I did the last six miles of the ride by myself, which turned out to be a lot of fun. Jaazi, amazingly, still felt very fresh and forward and we did a lot of it at a flying extended trot. He definitely knew exactly where we were and was dead set on making it to the finish. We passed a lot of riders on spent horses, which Jaazi got a huge charge out of, and got to the finish line at 3:32 AM. Peter and the rest of my crew were there (just to watch, they weren’t allowed to crew me until I completed my victory lap in the stadium), and as we trotted up the last hill to the finish line I overheard him saying, “look at him, he’s as fresh as a daisy!” Jaazi powerwalked all the way to the stadium, and when we got there I only had to think about cantering when he took off at a gallop for his victory lap. Good show! He quickly pulsed down afterwards and had a beautiful final trot-out for his last vet check. He got an A as his final vet score and was very perky, calling for Remy as soon as we left the stadium.
In all, we had a fantastic ride and I’m so glad I had the opportunity to go. I achieved my goals of bringing back a healthy horse and giving Jaazi a positive first Tevis, and also mostly managed to stick to the schedule I had made for myself in advance.

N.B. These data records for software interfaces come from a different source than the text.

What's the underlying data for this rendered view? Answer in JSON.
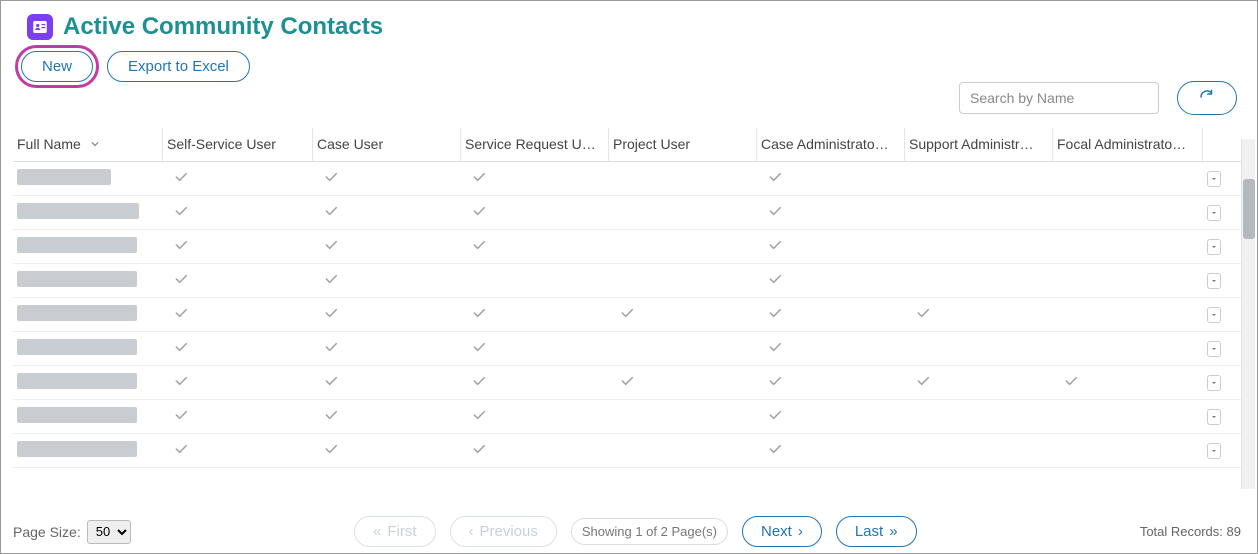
{
  "header": {
    "title": "Active Community Contacts",
    "icon": "contacts-icon"
  },
  "actions": {
    "new_label": "New",
    "export_label": "Export to Excel",
    "search_placeholder": "Search by Name",
    "refresh_icon": "refresh-icon"
  },
  "grid": {
    "columns": [
      "Full Name",
      "Self-Service User",
      "Case User",
      "Service Request U…",
      "Project User",
      "Case Administrato…",
      "Support Administr…",
      "Focal Administrato…"
    ],
    "rows": [
      {
        "nameWidth": 94,
        "checks": [
          true,
          true,
          true,
          false,
          true,
          false,
          false
        ]
      },
      {
        "nameWidth": 122,
        "checks": [
          true,
          true,
          true,
          false,
          true,
          false,
          false
        ]
      },
      {
        "nameWidth": 120,
        "checks": [
          true,
          true,
          true,
          false,
          true,
          false,
          false
        ]
      },
      {
        "nameWidth": 120,
        "checks": [
          true,
          true,
          false,
          false,
          true,
          false,
          false
        ]
      },
      {
        "nameWidth": 120,
        "checks": [
          true,
          true,
          true,
          true,
          true,
          true,
          false
        ]
      },
      {
        "nameWidth": 120,
        "checks": [
          true,
          true,
          true,
          false,
          true,
          false,
          false
        ]
      },
      {
        "nameWidth": 120,
        "checks": [
          true,
          true,
          true,
          true,
          true,
          true,
          true
        ]
      },
      {
        "nameWidth": 120,
        "checks": [
          true,
          true,
          true,
          false,
          true,
          false,
          false
        ]
      },
      {
        "nameWidth": 120,
        "checks": [
          true,
          true,
          true,
          false,
          true,
          false,
          false
        ]
      }
    ]
  },
  "pager": {
    "page_size_label": "Page Size:",
    "page_size_value": "50",
    "first": "First",
    "previous": "Previous",
    "next": "Next",
    "last": "Last",
    "status": "Showing 1  of  2   Page(s)",
    "total_label": "Total Records:",
    "total_value": "89"
  }
}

We finished in 52nd place out of 188 starters and 107 finishers—I’ll take it!
Go Parry and Jaazi, and Go Riding!